## WHAT IS NEEDED
The range runs from the line containing "Give me the" through the last line of the material below; retype it exactly, leaving out the pictures.

============

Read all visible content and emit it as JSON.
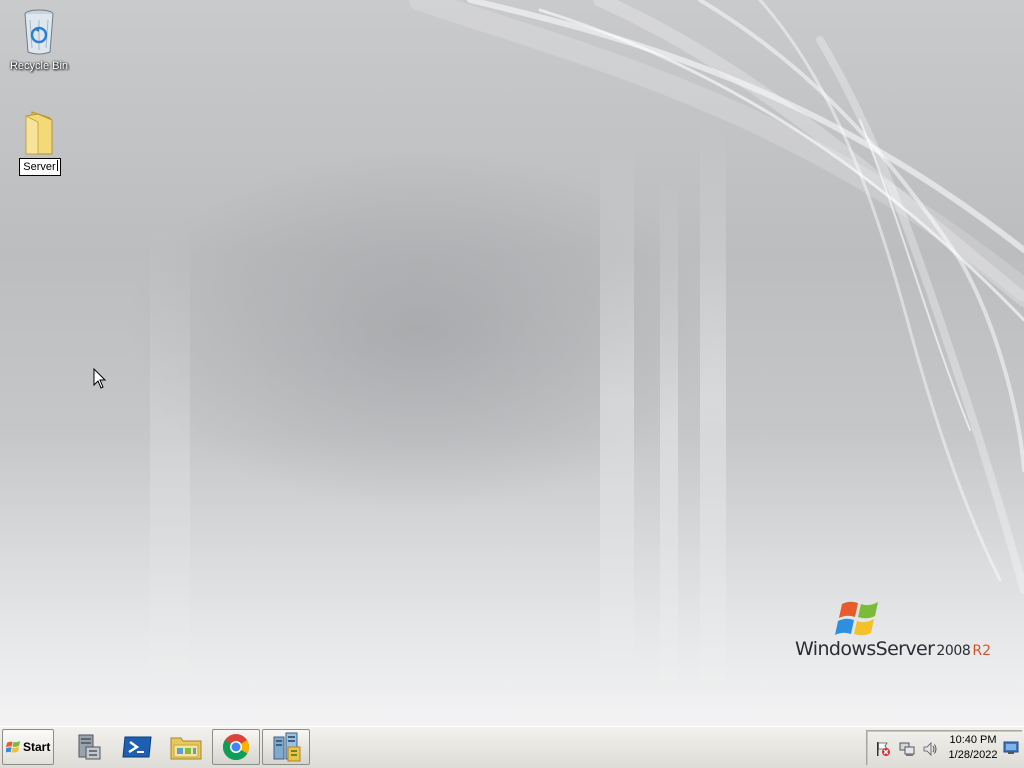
{
  "desktop": {
    "icons": [
      {
        "name": "recycle-bin",
        "label": "Recycle Bin"
      },
      {
        "name": "server-folder",
        "label": "Server",
        "editing": true
      }
    ],
    "branding": {
      "word1": "Windows",
      "word2": "Server",
      "year": "2008",
      "edition": "R2"
    }
  },
  "taskbar": {
    "start_label": "Start",
    "pinned": [
      {
        "name": "server-manager",
        "icon": "server-manager-icon"
      },
      {
        "name": "powershell",
        "icon": "powershell-icon"
      },
      {
        "name": "windows-explorer",
        "icon": "folder-icon"
      },
      {
        "name": "google-chrome",
        "icon": "chrome-icon"
      },
      {
        "name": "network-tool",
        "icon": "network-tool-icon"
      }
    ],
    "tray": {
      "icons": [
        "action-center-icon",
        "network-icon",
        "volume-icon"
      ],
      "time": "10:40 PM",
      "date": "1/28/2022"
    }
  },
  "colors": {
    "taskbar": "#e8e6e1",
    "brand_accent": "#d8532a"
  }
}
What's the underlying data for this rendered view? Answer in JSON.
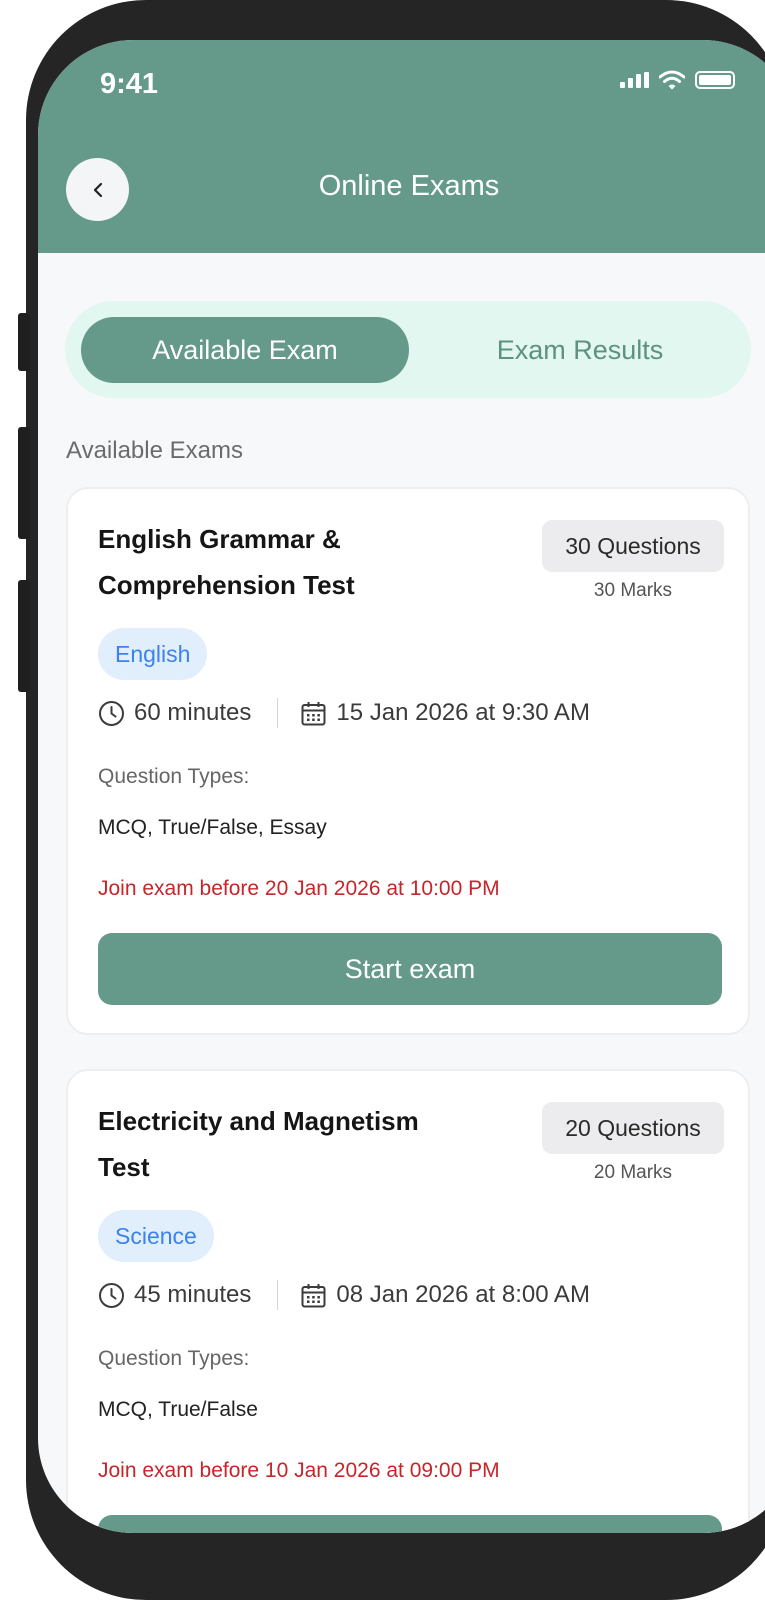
{
  "status_bar": {
    "time": "9:41",
    "icons": [
      "signal-icon",
      "wifi-icon",
      "battery-icon"
    ]
  },
  "header": {
    "title": "Online Exams",
    "back_icon": "chevron-left-icon"
  },
  "tabs": [
    {
      "label": "Available Exam",
      "active": true
    },
    {
      "label": "Exam Results",
      "active": false
    }
  ],
  "section_title": "Available Exams",
  "exams": [
    {
      "title": "English Grammar & Comprehension Test",
      "questions": "30 Questions",
      "marks": "30 Marks",
      "subject": "English",
      "duration": "60 minutes",
      "date": "15 Jan 2026 at 9:30 AM",
      "question_types_label": "Question Types:",
      "question_types": "MCQ, True/False, Essay",
      "deadline": "Join exam before 20 Jan 2026 at 10:00 PM",
      "button_label": "Start exam"
    },
    {
      "title": "Electricity and Magnetism Test",
      "questions": "20 Questions",
      "marks": "20 Marks",
      "subject": "Science",
      "duration": "45 minutes",
      "date": "08 Jan 2026 at 8:00 AM",
      "question_types_label": "Question Types:",
      "question_types": "MCQ, True/False",
      "deadline": "Join exam before 10 Jan 2026 at 09:00 PM",
      "button_label": ""
    }
  ],
  "colors": {
    "primary": "#659a8a",
    "tab_track": "#e2f7ef",
    "subject_badge_bg": "#e1effd",
    "subject_badge_text": "#3b82f0",
    "deadline_text": "#c8252b"
  }
}
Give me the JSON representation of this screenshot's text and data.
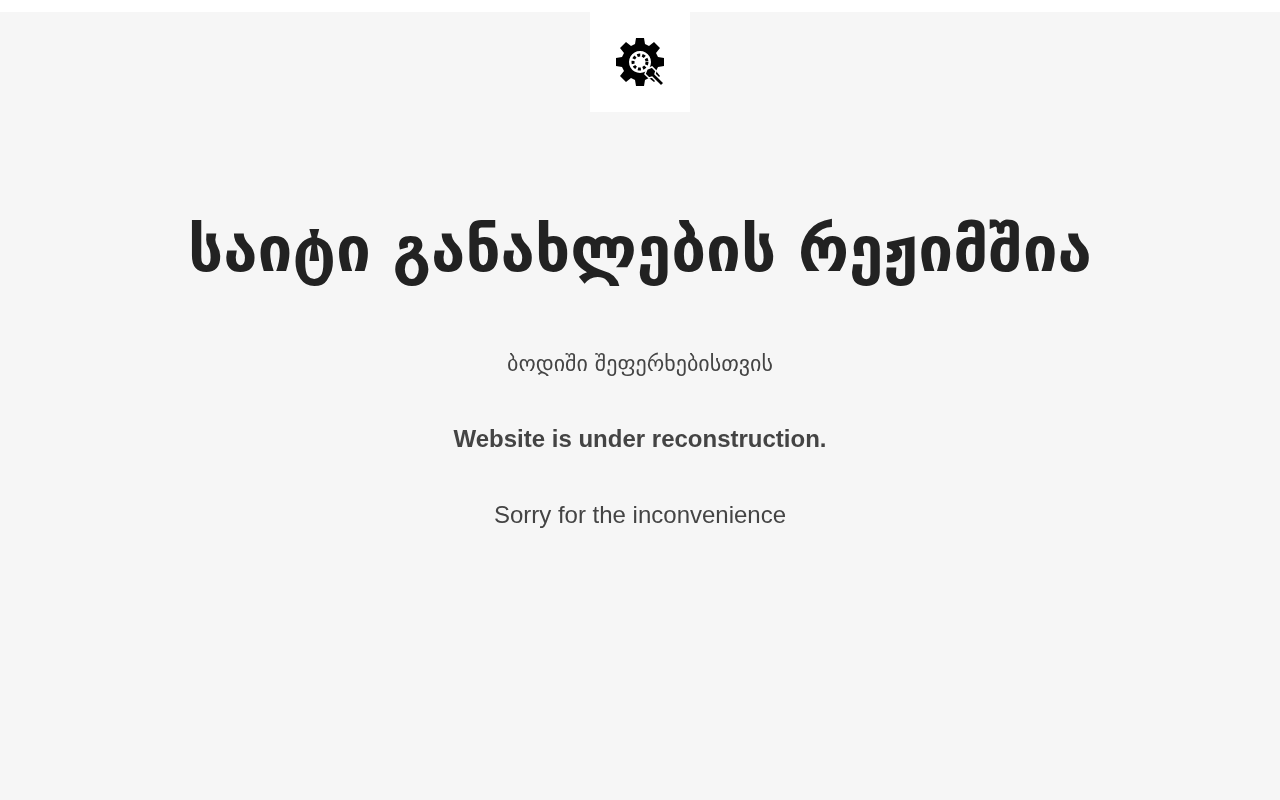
{
  "heading": "საიტი განახლების რეჟიმშია",
  "subheading": "ბოდიში შეფერხებისთვის",
  "notice": "Website is under reconstruction.",
  "apology": "Sorry for the inconvenience"
}
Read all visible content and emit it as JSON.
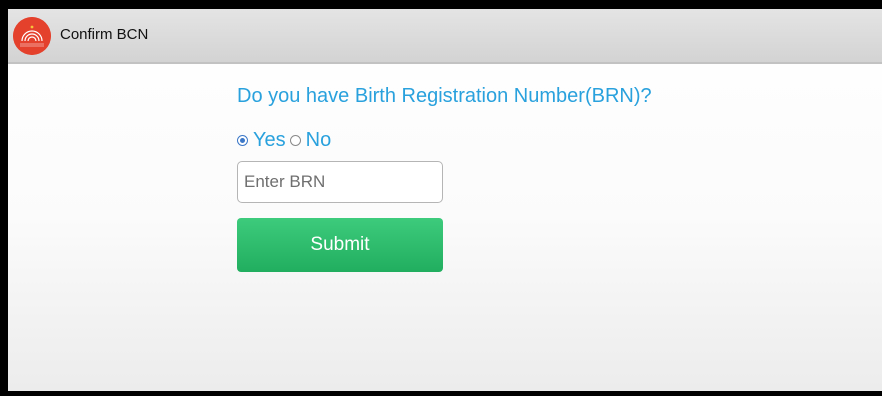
{
  "app": {
    "title": "Confirm BCN",
    "icon": "aadhaar-logo-icon",
    "icon_text": "AADHAAR"
  },
  "form": {
    "question": "Do you have Birth Registration Number(BRN)?",
    "options": [
      {
        "label": "Yes",
        "checked": true
      },
      {
        "label": "No",
        "checked": false
      }
    ],
    "brn_placeholder": "Enter BRN",
    "brn_value": "",
    "submit_label": "Submit"
  },
  "colors": {
    "accent_text": "#29a1dd",
    "submit_button": "#2dba6b",
    "logo_red": "#e4412c"
  }
}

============

## SOLVED EXERCISE
Give me the JSON representation of this screenshot's text and data.
{
  "heading": "საიტი განახლების რეჟიმშია",
  "subheading": "ბოდიში შეფერხებისთვის",
  "notice": "Website is under reconstruction.",
  "apology": "Sorry for the inconvenience"
}
Read all visible content and emit it as JSON.
{
  "app": {
    "title": "Confirm BCN",
    "icon": "aadhaar-logo-icon",
    "icon_text": "AADHAAR"
  },
  "form": {
    "question": "Do you have Birth Registration Number(BRN)?",
    "options": [
      {
        "label": "Yes",
        "checked": true
      },
      {
        "label": "No",
        "checked": false
      }
    ],
    "brn_placeholder": "Enter BRN",
    "brn_value": "",
    "submit_label": "Submit"
  },
  "colors": {
    "accent_text": "#29a1dd",
    "submit_button": "#2dba6b",
    "logo_red": "#e4412c"
  }
}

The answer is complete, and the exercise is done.